To assess the contribution of Factor IX/IXa, to intravascular thrombosis, a canine coronary thrombosis model was studied. Thrombus formation was initiated by applying current to a needle in the circumflex coronary artery. When 50% occlusion of the vessel developed, the current was stopped and animals received an intravenous bolus of either saline, bovine glutamyl-glycyl-arginyl-Factor IXa (IXai), a competitive inhibitor of Factor IXa assembly into the intrinsic Factor X activation complex, bovine Factor IX, or heparin. Animals receiving saline or Factor IX developed coronary occlusion due to a fibrin/platelet thrombus in 70 +/- 11 min. In contrast, infusion of IXai prevented thrombus formation completely (greater than 180 min) at doses of 460 and 300 micrograms/kg, and partially blocked thrombus formation at 150 micrograms/kg. IXai attenuated the accumulation of 125I-fibrinogen/fibrin at the site of the thrombus by approximately 67% (P less than 0.001) and resulted in approximately 26% decrease in serotonin release from platelets in coronary sinus (P less than 0.05). Hemostatic variables in animals receiving IXai, remained within normal limits. Animals given heparin in a concentration sufficient to prevent occlusive thrombosis had markedly increased bleeding, whereas heparin levels that maintained extravascular hemostasis did not prevent intracoronary thrombosis. This suggests that Factor IX/IXa can contribute to thrombus formation, and that inhibition of IXa participation in the clotting mechanism blocks intravascular thrombosis without impairing extravascular hemostasis.

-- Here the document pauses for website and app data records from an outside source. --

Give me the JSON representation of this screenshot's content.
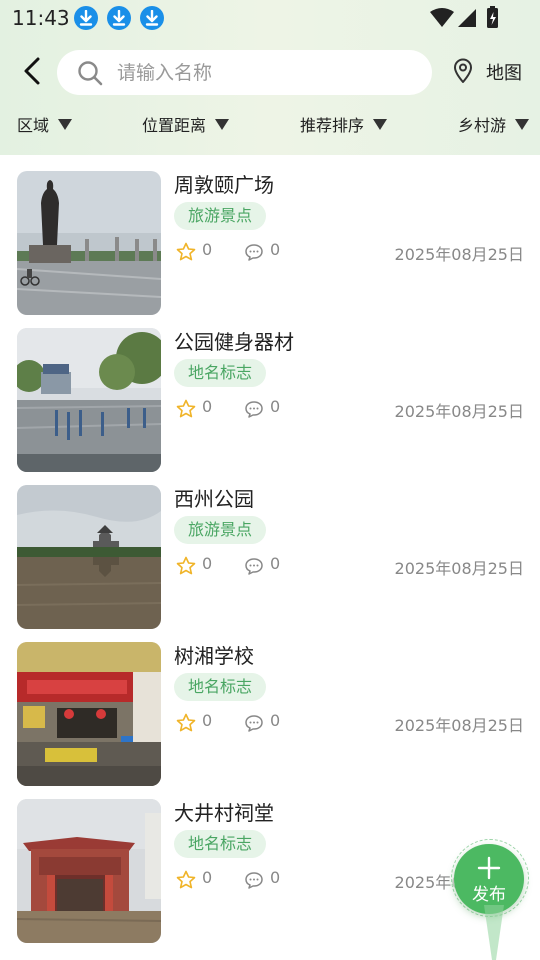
{
  "status_bar": {
    "time": "11:43",
    "notification_icons": [
      "download-icon",
      "download-icon",
      "download-icon"
    ],
    "system_icons": [
      "wifi-icon",
      "signal-icon",
      "battery-icon"
    ]
  },
  "search": {
    "placeholder": "请输入名称",
    "value": ""
  },
  "map_button": {
    "label": "地图"
  },
  "filters": [
    {
      "label": "区域"
    },
    {
      "label": "位置距离"
    },
    {
      "label": "推荐排序"
    },
    {
      "label": "乡村游"
    }
  ],
  "items": [
    {
      "title": "周敦颐广场",
      "tag": "旅游景点",
      "stars": "0",
      "comments": "0",
      "date": "2025年08月25日"
    },
    {
      "title": "公园健身器材",
      "tag": "地名标志",
      "stars": "0",
      "comments": "0",
      "date": "2025年08月25日"
    },
    {
      "title": "西州公园",
      "tag": "旅游景点",
      "stars": "0",
      "comments": "0",
      "date": "2025年08月25日"
    },
    {
      "title": "树湘学校",
      "tag": "地名标志",
      "stars": "0",
      "comments": "0",
      "date": "2025年08月25日"
    },
    {
      "title": "大井村祠堂",
      "tag": "地名标志",
      "stars": "0",
      "comments": "0",
      "date": "2025年08月25日"
    }
  ],
  "publish_button": {
    "label": "发布"
  },
  "colors": {
    "accent_green": "#4cb962",
    "tag_background": "#e6f4e8",
    "tag_text": "#4aa663",
    "star": "#f0b429",
    "notification_blue": "#1a8fe8"
  }
}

C R Benedict, J Ryan, B Wolitzky, R Ramos, M Gerlach, P Tijburg, D Stern